      • ‘Yeadon Cricket Club are in deep trouble unable to field two full elevens as the Bradford League season gets underway.’
      • ‘Lancashire play Holland and Western Province on Monday and Tuesday in the triangular competition with the final next Thursday and complete the trip with fixtures against club and academy elevens.’
      • ‘The England manager could barely assemble a first eleven from the key English players on the European scene.’
      • ‘But for more exciting ties and the chance of an occasional victory forget parochial (more like third) best and go for a British eleven.’


  • up to eleven

    • informal So as to reach or surpass the maximum level; to an extreme or intense degree.
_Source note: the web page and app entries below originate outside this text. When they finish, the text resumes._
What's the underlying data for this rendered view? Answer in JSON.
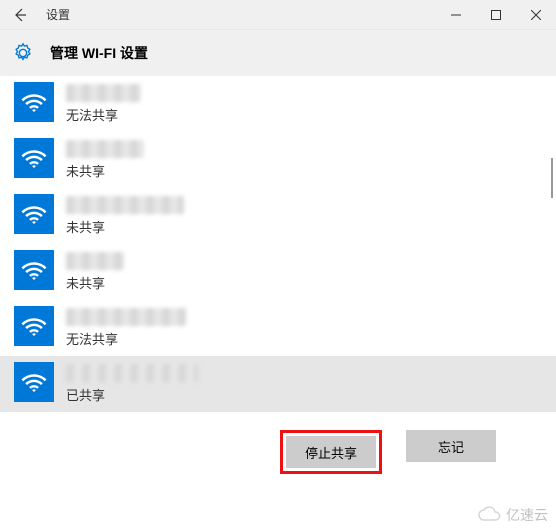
{
  "titlebar": {
    "title": "设置"
  },
  "header": {
    "title": "管理 WI-FI 设置"
  },
  "networks": [
    {
      "status": "无法共享",
      "blur_width": 75
    },
    {
      "status": "未共享",
      "blur_width": 78
    },
    {
      "status": "未共享",
      "blur_width": 118
    },
    {
      "status": "未共享",
      "blur_width": 58
    },
    {
      "status": "无法共享",
      "blur_width": 120
    },
    {
      "status": "已共享",
      "blur_width": 132,
      "selected": true
    }
  ],
  "actions": {
    "stop_share": "停止共享",
    "forget": "忘记"
  },
  "watermark": "亿速云"
}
      ‘turn the volume up to eleven’
      ‘I like my art cranked up to eleven’
      • ‘It followed the existential/kickass pattern of the first movie, with each cranked up to eleven.’
      • ‘This type of condescension is cranked up to eleven here - there's no room for even a hint of interpretation.’
      • ‘Turn that stereo up to eleven, close your eyes, and pray for some live dates soon.’
      • ‘Slip the disc into your player and turn the volume up to eleven.’
      • ‘Every plot is turned up to eleven, as it were.’
      • ‘His band's amps went up to eleven.’
      • ‘If you played one of the past games in the series, imagine one of them cranked up to eleven.’
      • ‘Not for the faint-hearted, this wine has the flavour turned up to eleven.’
      • ‘He only really had one character - himself turned up to eleven.’
      • ‘The drama has been amped up to eleven.’


Old English endleofon, from the base of one + a second element (probably expressing the sense ‘left over’) occurring also in twelve; of Germanic origin and related to Dutch and German elf.